> _Exercise details_
Take every line from the entries below that includes the word "window" and copy it.

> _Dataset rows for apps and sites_
====================
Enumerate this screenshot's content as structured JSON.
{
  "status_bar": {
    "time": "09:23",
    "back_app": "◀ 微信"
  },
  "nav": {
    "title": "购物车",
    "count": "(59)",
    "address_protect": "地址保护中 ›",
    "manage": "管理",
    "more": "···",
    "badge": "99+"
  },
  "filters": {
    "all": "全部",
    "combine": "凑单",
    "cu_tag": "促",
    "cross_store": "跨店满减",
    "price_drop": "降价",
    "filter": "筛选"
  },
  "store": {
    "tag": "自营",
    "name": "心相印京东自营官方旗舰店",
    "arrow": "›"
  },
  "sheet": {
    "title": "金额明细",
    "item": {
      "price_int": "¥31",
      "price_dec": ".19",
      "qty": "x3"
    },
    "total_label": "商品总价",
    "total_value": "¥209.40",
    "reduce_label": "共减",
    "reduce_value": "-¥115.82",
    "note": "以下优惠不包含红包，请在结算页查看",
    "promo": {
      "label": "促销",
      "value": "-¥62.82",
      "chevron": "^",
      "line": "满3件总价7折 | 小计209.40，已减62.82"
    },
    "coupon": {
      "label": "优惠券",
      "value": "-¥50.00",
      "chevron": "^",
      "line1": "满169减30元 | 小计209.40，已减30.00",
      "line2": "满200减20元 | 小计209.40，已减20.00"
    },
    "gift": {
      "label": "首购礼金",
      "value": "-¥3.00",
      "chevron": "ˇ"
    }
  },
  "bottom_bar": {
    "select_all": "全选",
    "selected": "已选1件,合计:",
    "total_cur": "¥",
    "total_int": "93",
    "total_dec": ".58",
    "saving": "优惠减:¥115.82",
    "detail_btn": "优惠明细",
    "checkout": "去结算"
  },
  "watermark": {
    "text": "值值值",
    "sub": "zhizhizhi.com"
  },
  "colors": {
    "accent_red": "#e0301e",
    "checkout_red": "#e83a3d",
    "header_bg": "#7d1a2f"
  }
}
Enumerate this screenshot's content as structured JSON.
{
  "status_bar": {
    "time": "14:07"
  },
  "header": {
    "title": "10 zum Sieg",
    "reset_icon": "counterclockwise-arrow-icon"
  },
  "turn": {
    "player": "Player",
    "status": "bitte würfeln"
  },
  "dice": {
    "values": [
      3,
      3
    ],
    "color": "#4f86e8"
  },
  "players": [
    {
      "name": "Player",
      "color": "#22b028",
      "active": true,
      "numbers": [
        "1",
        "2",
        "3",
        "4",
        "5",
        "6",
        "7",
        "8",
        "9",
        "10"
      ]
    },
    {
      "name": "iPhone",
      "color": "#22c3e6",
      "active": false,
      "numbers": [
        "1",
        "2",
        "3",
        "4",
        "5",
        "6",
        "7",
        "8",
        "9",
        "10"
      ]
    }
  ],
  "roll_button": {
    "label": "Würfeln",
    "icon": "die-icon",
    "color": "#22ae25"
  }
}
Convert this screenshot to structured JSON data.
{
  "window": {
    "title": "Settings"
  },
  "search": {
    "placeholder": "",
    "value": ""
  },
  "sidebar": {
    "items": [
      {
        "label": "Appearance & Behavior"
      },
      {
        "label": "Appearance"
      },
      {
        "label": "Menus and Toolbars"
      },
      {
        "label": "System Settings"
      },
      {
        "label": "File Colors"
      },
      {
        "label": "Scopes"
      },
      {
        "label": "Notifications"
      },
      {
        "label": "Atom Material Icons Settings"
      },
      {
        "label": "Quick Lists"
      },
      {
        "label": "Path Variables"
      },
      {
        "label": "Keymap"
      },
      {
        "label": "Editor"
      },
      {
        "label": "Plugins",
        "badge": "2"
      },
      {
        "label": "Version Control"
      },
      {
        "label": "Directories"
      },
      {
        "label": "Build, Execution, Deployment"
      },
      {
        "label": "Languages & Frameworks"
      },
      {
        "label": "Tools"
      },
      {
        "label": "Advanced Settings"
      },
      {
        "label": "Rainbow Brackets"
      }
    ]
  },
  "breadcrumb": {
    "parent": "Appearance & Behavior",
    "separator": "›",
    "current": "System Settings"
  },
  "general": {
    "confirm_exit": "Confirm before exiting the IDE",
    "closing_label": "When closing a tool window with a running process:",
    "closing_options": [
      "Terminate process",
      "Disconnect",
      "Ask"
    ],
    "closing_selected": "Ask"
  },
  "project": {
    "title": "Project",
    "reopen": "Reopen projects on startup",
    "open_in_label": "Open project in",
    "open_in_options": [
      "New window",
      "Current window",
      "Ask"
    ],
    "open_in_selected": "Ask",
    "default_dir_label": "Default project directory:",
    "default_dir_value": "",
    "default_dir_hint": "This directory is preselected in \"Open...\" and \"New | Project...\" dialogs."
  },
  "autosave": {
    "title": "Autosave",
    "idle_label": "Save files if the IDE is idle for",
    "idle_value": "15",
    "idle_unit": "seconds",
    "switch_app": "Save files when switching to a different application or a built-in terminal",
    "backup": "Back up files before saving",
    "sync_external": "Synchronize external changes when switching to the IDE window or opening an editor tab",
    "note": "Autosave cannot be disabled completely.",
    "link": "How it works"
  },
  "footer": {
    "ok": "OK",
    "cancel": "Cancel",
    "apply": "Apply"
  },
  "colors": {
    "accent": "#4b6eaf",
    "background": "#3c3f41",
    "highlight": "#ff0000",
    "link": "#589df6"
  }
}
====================
> _Response to the task_
  "window": {
    "closing_label": "When closing a tool window with a running process:",
      "New window",
      "Current window",
    "sync_external": "Synchronize external changes when switching to the IDE window or opening an editor tab",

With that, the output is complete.